It still gets me. Even now, I’m typing more by touch than sight because the tears have steamed up my glasses too much for me to see the screen or the keyboard. Olivia Moonpie turned one this week. She’s standing up and starting to cruise. She has gone from belly crawling to crawling on her hands and knees. She says, “Mama.” She feeds herself little bits of food. She will offer to share her puffs or her teething ring with you. I watch her and wonder what it would have been like with the twins. I wouldn’t have my Moonpie. Or maybe in a more perfect world, Moonpie would be trying hard to keep up with two three year old siblings and the house would be so full of noise and fun. I wonder all the time.
Olivia Moonpie was my lamp post in the snowy woods. She was the spraypainted blaze on the tree, marking the trail. She is a giggly, wiggly, drooly, silly, spinning YOU ARE HERE dot on the map. I try not to hold her tighter than she wants me too. I try not to get too many tears on her just barely not bald head when I rock her to sleep. She has done more to heal my heart than she will ever understand. The scars haven’t faded. They are still angry and red. They may never fade but, before Olivia Moonpie got here, the scars hadn’t formed and everything was raw and open.

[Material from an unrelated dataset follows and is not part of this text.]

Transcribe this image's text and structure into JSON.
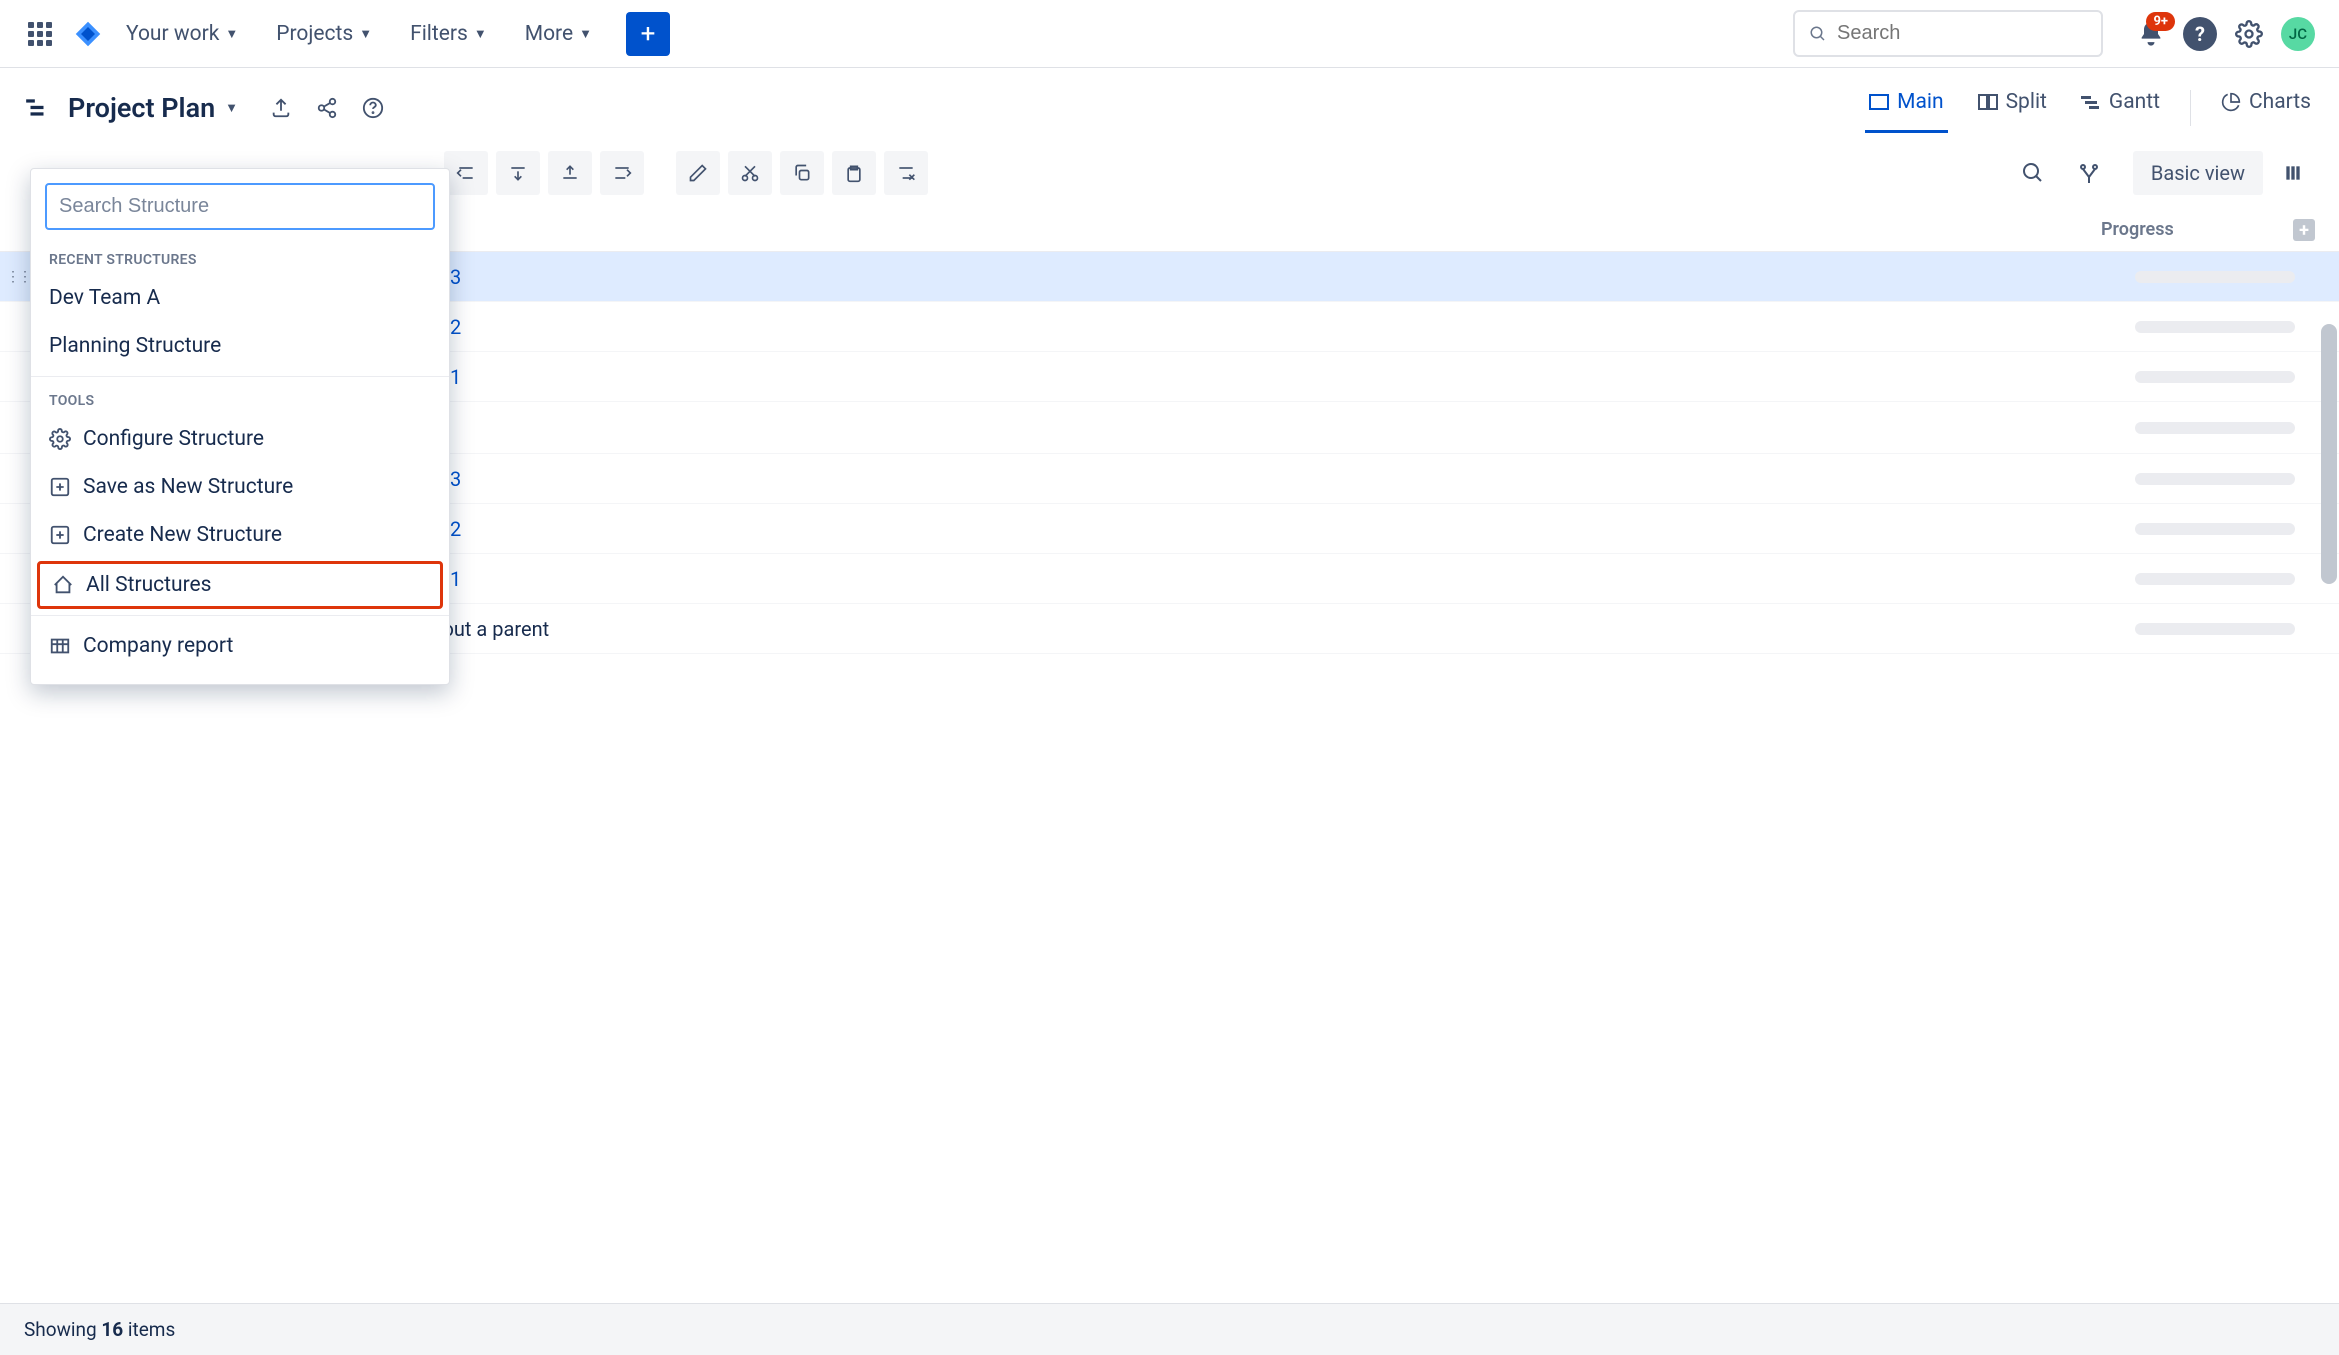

Zoë and Lennox taught us to take as much pleasure in the small moments as we possibly can because they are so fleeting. We learned that NOW is what matters, far more than what might be ahead or what just passed. The laundry will wait ten minutes while we watch Miss Moonpie bounce like a bronco rider in her jumperoo. A cold dinner is a perfectly acceptable trade-off for a tickle-fest on the floor. Tomorrow, next month, next year there will be something else taking the place of right now, but right now she IS and we are blessed beyond belief to be witness to it and part of it.
That is right where I am. It isn’t where I ever thought I’d be and it may not be exactly how I wanted it. It just is. I’m not brave. I’m not strong. I’m not perfect. I just never gave up on the belief that I couldn’t possibly be lost in those woods forever. The trees have thinned out some. The thorns aren’t as dense or as sharp. I can see bits of sky now. There are still rocks to trip me up and sometimes the climb is steeper than I’m used to, but I’m getting there.
The Right Where I Am Project can be found at Still Life With Circles. It’s a fantastic project with some amazing posts by parents in all different stages of grief. Bring your kleenex (and sorry I left out the link originally!)